[Opening PROVIDED DATA section]
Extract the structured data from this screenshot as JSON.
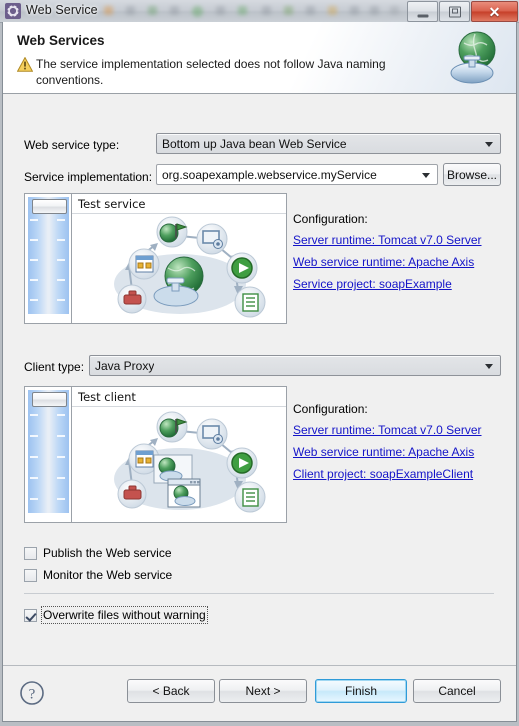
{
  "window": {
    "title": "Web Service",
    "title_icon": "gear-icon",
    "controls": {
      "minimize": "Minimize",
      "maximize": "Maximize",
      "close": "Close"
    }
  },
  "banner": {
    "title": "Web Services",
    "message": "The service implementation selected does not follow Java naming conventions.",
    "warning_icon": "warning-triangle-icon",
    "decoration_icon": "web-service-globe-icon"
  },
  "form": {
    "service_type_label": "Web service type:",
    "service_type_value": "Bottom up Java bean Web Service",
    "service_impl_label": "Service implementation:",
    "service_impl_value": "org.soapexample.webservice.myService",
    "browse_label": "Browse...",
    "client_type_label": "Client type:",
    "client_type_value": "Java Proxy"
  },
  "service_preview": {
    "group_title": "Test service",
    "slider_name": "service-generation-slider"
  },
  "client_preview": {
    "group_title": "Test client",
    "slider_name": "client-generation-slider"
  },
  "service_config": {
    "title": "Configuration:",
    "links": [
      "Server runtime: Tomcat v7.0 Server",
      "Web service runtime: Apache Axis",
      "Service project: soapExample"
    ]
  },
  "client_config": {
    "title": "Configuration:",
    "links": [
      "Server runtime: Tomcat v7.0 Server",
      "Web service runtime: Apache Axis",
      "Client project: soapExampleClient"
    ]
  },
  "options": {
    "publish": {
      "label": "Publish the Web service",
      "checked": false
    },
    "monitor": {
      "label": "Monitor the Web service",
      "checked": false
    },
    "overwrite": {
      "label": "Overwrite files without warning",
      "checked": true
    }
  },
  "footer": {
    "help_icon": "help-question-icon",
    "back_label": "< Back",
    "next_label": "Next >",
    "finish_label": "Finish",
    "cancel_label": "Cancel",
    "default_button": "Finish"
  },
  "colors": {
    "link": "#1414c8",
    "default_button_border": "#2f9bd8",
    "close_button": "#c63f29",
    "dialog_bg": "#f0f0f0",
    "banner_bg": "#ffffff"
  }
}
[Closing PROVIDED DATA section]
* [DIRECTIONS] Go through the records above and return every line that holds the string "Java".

* [ANSWER]
    "message": "The service implementation selected does not follow Java naming conventions.",
    "service_type_value": "Bottom up Java bean Web Service",
    "client_type_value": "Java Proxy"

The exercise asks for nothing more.